And then on to Darasuram. If the temples at Thanjavur and ‘GKCpuram’ are grand and elegant, it is the one at Darasuram near Kumbakonam that can be called pretty, a term rarely used to describe places of worship. Built in the mid 12th century by Rajaraja Cholan II (a successor), this temple was neglected for a long time. It was renovated by the Archaeological Survey of India recently. It is late in the evening as I walk into the temple premises.
The setting sun casts eerie shadows on the row of Nandis on the wall around the temple complex. There are a few worshippers here too. The presiding deity is Shiva as Airavateshwara, because he was worshiped at this temple by Airavata, the white elephant of the king of the gods, Indra. The front mandapam (hall) built to look like a chariot, resembles the one at Konark several thousand miles away.

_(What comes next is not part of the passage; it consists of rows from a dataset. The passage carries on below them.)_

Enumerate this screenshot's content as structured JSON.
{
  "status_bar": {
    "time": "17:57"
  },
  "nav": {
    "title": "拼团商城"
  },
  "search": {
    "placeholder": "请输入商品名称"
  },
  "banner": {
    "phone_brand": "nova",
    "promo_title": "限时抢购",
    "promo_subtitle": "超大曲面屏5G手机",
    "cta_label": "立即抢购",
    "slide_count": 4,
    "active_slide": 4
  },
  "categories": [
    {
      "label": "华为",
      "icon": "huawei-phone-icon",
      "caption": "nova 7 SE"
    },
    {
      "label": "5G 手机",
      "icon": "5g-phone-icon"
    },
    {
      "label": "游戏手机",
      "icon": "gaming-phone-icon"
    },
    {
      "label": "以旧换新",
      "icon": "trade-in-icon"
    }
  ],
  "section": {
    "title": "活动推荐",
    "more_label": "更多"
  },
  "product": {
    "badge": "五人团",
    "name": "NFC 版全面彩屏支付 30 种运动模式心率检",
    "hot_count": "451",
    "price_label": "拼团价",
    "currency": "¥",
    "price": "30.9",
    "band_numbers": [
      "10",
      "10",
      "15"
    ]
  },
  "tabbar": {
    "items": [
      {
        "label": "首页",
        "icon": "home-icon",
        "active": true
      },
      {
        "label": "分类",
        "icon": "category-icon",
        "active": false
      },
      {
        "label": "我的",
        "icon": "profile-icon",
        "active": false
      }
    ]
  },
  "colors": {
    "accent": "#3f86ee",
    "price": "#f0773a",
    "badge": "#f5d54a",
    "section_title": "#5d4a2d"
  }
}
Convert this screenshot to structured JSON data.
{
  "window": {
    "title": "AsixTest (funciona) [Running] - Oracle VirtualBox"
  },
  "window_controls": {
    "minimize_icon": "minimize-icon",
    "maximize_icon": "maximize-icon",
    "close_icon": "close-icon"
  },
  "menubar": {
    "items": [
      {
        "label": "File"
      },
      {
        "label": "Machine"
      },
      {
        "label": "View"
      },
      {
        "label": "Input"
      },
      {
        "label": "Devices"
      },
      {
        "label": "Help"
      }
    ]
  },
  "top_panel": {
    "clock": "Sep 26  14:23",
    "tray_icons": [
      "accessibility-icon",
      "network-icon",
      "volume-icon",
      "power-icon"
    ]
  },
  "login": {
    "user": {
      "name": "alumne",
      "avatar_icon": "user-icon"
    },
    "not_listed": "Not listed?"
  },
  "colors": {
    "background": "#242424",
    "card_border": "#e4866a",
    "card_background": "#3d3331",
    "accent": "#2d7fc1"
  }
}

As I walk around the main temple, the carvings on the wall call out; apart from the usual suspects of gods and goddesses, there are interesting ones of dancers with limbs twisted in impossible positions, and combinations of animals, including the yaazhi (a mythical animal combining the features of a lion and an elephant) at several places, yet another similarity with Konark.
In the fading light, it is difficult to sort out which limbs begin from where and belong to what, and I soon give up. I’m happy to just be in the company of the Chola dudes who knew what they had to do, and did it right.
Charukesi is a market research consultant, traveller and photographer based in Mumbai